TASK ITEM: Copy out each line of the data below in which "Faichuk" appears.

● ● ● ● ● ● ●

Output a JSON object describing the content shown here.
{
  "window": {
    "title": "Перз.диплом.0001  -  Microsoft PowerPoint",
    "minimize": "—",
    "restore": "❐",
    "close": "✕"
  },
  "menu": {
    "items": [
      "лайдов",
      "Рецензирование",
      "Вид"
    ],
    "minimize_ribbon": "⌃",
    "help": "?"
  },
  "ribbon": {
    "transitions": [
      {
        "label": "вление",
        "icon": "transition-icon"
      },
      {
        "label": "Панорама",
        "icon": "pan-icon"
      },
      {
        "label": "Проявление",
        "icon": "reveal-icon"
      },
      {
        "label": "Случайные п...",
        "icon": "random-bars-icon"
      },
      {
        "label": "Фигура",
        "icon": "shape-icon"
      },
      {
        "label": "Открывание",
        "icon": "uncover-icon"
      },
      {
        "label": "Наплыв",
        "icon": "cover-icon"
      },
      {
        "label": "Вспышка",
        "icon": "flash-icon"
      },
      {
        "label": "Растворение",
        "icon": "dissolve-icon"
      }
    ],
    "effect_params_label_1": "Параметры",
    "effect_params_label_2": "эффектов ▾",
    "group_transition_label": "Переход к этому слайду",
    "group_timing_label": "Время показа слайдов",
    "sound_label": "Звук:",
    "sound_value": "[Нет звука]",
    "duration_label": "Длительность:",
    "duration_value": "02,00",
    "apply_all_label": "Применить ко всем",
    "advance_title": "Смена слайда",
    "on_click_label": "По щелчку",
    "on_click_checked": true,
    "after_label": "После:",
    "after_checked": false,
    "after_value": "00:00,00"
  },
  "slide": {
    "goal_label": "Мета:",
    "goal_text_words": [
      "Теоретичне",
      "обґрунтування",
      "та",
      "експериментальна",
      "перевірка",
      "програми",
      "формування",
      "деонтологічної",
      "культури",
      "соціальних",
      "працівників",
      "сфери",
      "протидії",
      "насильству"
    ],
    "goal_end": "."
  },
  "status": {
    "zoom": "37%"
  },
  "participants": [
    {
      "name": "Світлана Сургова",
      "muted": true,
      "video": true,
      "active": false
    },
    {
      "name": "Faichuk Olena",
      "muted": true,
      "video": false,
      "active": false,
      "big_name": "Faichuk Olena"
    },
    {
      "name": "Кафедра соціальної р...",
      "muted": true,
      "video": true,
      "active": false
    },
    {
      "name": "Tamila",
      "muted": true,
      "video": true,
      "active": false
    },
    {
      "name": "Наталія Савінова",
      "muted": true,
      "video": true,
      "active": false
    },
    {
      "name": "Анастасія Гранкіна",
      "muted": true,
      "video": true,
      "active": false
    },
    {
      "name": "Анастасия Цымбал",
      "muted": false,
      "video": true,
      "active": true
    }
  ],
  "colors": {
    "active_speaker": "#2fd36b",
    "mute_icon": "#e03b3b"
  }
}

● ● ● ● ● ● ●

EXERCISE SOLUTION:
      "name": "Faichuk Olena",
      "big_name": "Faichuk Olena"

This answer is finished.